For some reason while speaking in tongues some charismatic leaders repeat the phrase “shaka baba” (here). What language is this and what does it mean exactly? NAR “apostle” Heidi Baker says it means “to ascend.” While preaching, another NAR leader John Kilpatrick uttered “shi-yah-nih-yah…yi-yi-yi-yi…oh come on praise him!” Later “sha-ba-ba-ba….ba! Charismatics would have us believe that the Holy Spirit fills followers of Jesus Christ to have them utter baby talk that makes no sense to anyone. There’s more where this came from, brethren. Go to YouTube and search “talking in tongues.”
Anyway, the following blog post by Eric Davis from The Cripplegate will not go over well with people who believe that the gift of tongues spoken of in the Bible is extant today. Davis offers eleven reasons why he believes there is no gift of tongues. He writes:
From time to time pastors are asked about a phenomena common to Christianity in the past one hundred years called “the gift of tongues.” The phrase generally refers to a spectrum of experiences, ranging from a supposed private, non-earthly prayer language spoken between the believer and God enabled by the Holy Spirit, to an angelic, non-earthly prayer language by the believer in prayer and worship, to an ecstatic non-earthly utterance enabled by the Spirit spontaneously in the believer in private and/or public worship.
Understandably, the phenomena has created much excitement and inquiry since its rise in the early 1900’s. Professing Christians who experience the phenomena often testify to things such as the encouraging feeling it brings, comfort in the Christian life, and joy. Notwithstanding these, and many other experiences, God’s people must evaluate all things claimed to be of God by proper interpretation of Scripture. When done so, it becomes apparent that this phenomena cannot be justified from the word of God. Having said that, Scripture does teach that there existed a miraculous gift of languages during the foundational, apostolic era of the New Testament Church. As clear from Scripture, this was the miraculous ability to speak an unlearned language that is known by others on earth for the purpose of exalting Christ and building up others, while pronouncing judgment on Israel. This was a critical gift for laying the foundation of the Church, and, as such, has ceased. However, phenomena as previously mentioned and beyond the biblical gift of languages cannot be justified from Scripture. Briefly, here are eleven reasons why there is no gift of tongues.
- The meaning of the word “tongues.”
“Tongues” is an unfortunate rendering of the Greek word γλῶσσα. The word refers either to the tongue organ or spoken human languages understood by other people groups on Earth. Thus, references both in Acts and 1 Corinthians 12-14 refer, not to a private prayer phenomena, but a gift of languages, involving human earthly languages.
- The definition of New Testament spiritual gifts.
In 1 Corinthians 12-14, the gift of “tongues,” or “languages,” is referred to as a spiritual gift.
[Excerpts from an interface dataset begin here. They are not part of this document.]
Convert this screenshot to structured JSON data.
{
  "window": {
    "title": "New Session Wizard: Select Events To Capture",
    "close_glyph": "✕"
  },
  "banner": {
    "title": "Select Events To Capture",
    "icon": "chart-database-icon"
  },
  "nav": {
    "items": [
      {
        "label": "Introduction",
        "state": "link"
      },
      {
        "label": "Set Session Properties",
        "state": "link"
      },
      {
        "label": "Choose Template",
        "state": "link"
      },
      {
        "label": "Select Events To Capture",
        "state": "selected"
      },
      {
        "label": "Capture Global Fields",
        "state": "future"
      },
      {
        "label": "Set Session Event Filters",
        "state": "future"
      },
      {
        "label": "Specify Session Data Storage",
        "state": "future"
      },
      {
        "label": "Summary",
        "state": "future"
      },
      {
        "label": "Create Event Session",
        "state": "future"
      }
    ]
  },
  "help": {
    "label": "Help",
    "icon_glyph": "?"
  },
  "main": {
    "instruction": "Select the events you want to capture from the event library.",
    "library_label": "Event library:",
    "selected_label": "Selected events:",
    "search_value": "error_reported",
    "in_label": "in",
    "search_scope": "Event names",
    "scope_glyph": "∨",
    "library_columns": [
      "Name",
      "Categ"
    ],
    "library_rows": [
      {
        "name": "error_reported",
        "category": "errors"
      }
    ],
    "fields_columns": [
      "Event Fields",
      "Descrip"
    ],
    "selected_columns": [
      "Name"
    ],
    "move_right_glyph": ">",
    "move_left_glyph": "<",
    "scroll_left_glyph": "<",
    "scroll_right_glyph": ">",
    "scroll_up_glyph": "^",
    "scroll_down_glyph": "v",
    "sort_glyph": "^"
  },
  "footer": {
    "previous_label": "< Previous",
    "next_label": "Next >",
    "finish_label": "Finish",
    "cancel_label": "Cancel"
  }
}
There, the apostle Paul teaches that a spiritual gift is an enabling of the Holy Spirit given to regenerate individuals to exalt the lordship of Christ, serve the common good of others, to be used in love for others’ edification, and exercised in an orderly manner. Therefore, the idea of an individualized, private communing contradicts the meaning of New Testament spiritual gifts and renders a gift of tongues as unsubstantiated from Scripture.
- The transitional nature of redemptive history in the first century.
Tragically, Israel had spurned Yahweh for centuries, culminating in the rejection of her Messiah. Consequently, God judged Israel in faithfulness to his word and covenant warnings. In part, this judgment involved setting Israel aside for the sake of the church. God would no longer center his redemptive plan on the ethnic nation of Israel, but a spiritual nation; the church. Acts records this glorious transition, as the Spirit empowered believers to make disciples from and among all nations. The idea of an individualized private prayer language contradicts the redemptive historical purpose of the gift of languages in the transitional time of Acts.
In a very vivid way, the God of the nations showed with the gift of languages that one need not immerse themselves in Israeli ethnicity to enter his favor. Believers need no not speak Hebrew and become a Jewish proselyte. Instead, God miraculously enabled people to speak the languages of the nations in order to speak the good news of Christ to the nations. Thus, the transitional nature of salvation history in the first century forbids the idea that this gift was a private prayer language. In no way is it a private phenomenon, but a corporate marvel for the nations and in judgment of Israel (cf. 1 Cor. 14:21).